With IT – just like other corporate departments – under the gun from senior management to centralize and reap economies of scale, distributed systems seem the dream answer to cost-cutting directives from above. To be sum it all up, distributed systems offer an attractive solution – centralized control along with dispersed physical assets and overhead.

In a recent article I read, the author put it just right: “The relentlessly increasing cost and complexity of maintaining IT departments and infrastructure makes on-tap computing power very attractive to modern enterprises.”

But beyond this simple cost-efficiency based explanation of the benefits of cloud computing for businesses, here are five reasons to make the switch:

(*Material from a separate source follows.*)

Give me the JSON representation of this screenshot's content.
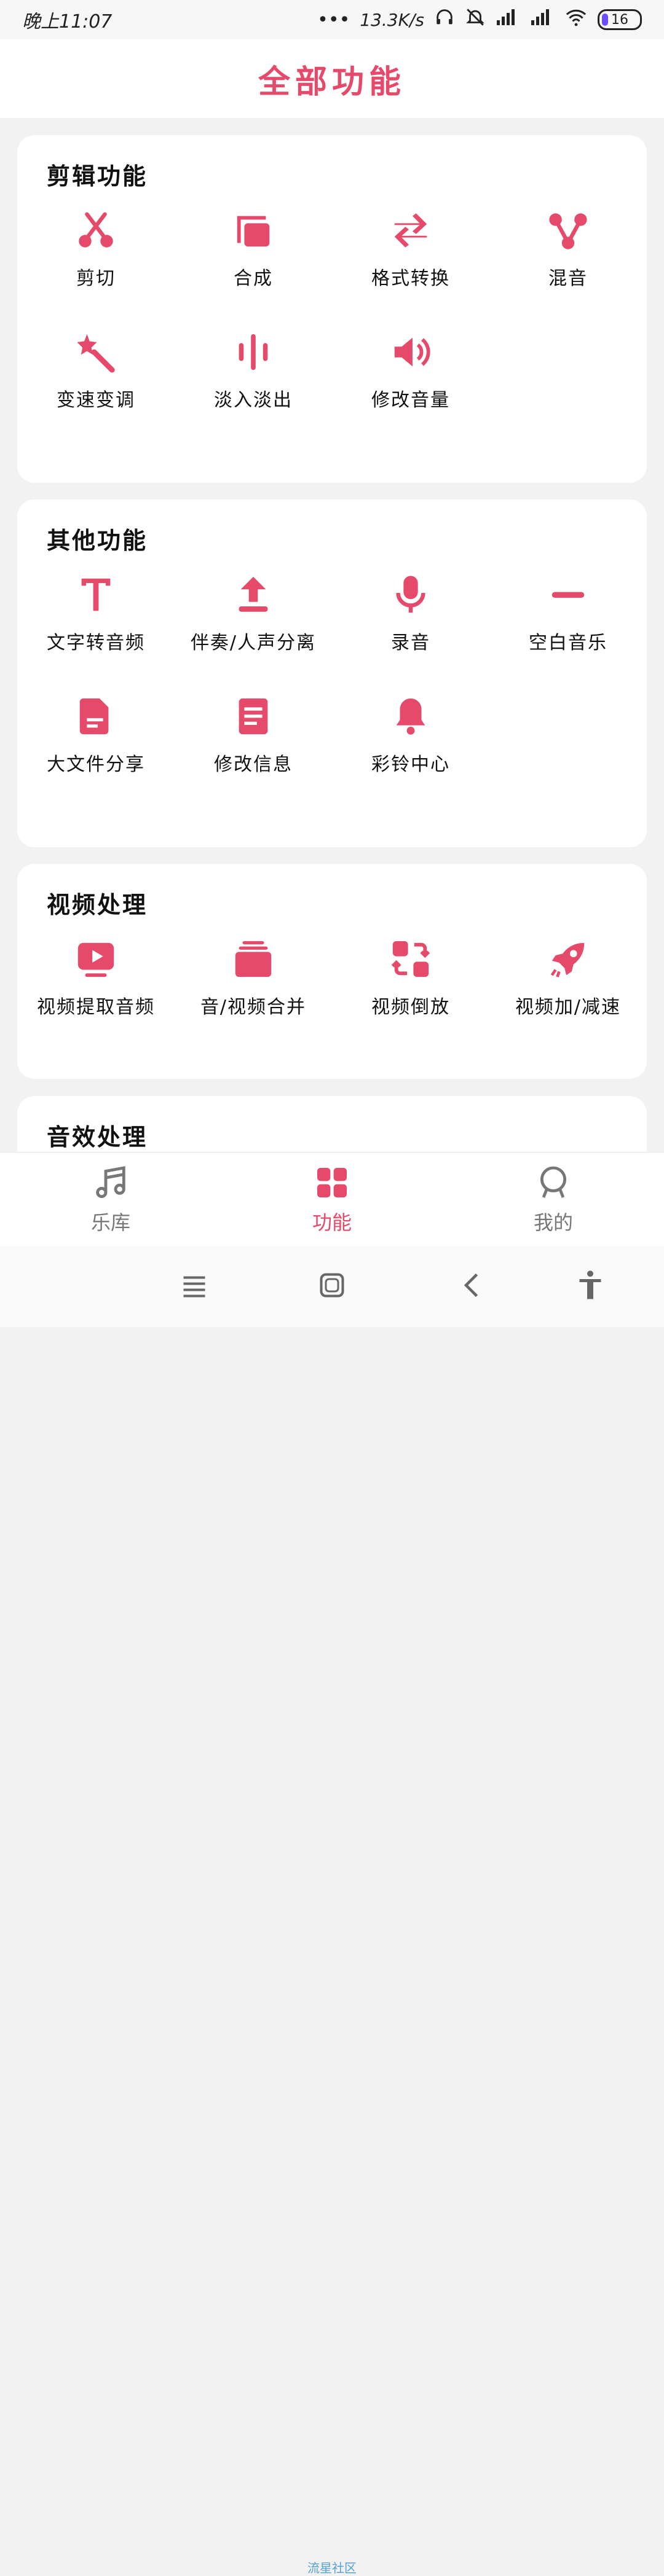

Scalability: PaaS is the end goal of businesses moving to the cloud. It’s the idea that a platform – hosting SaaS apps, can itself be run as a service. Consumers already use the cloud in a SaaS environment. SaaS applications running on a PaaS are easy to deploy, just the opposite of the complex and difficult environment at most companies today – where companies exhaust resources and manpower deploying, maintaining, and upgrading software systems “using skills way outside their businesses’ core function of interest simply because the resulting application is indispensable,” says the story. How true! Over a grid, the power of existing systems can be scaled exponentially, maintained seamlessly, upgraded transparently, and redeployed at will.

Speed: Grid-powered PaaS and their apps can help increase productivity and a business’s competitiveness with fast deployment of new systems or the speedy ramping up existing ones. In addition, users can tap SaaS apps the run on grid-based PaaSs from anywhere globally…fast and without any special training.

Deployment: Developers can pare weeks off integration and configuration time with hosting environments for their cloud platforms. On-demand network computing power and storage capability means that companies don’t have to invest the bank and everything under the mattress in static hardware.

Cost: As I said above, this is one of the biggest advantages for companies making the move to the cloud. Why? “Grids pull across projects to provide more predictability at less cost with fewer software licenses, ” says the story. On top of that, PaaS, combined with SaaS, allows businesses to pay only for the resources they actually use. And don’t’ forget about the savings from not investing in expensive hardware!

PaaS, distributed computing infrastructure and virtualization are working together to create powerful and fast networks. It’s the imaginative and powerful apps, managed services, such as network, server and transaction monitoring, and end-user apps that will complete the picture to bring about a true cloud revolution.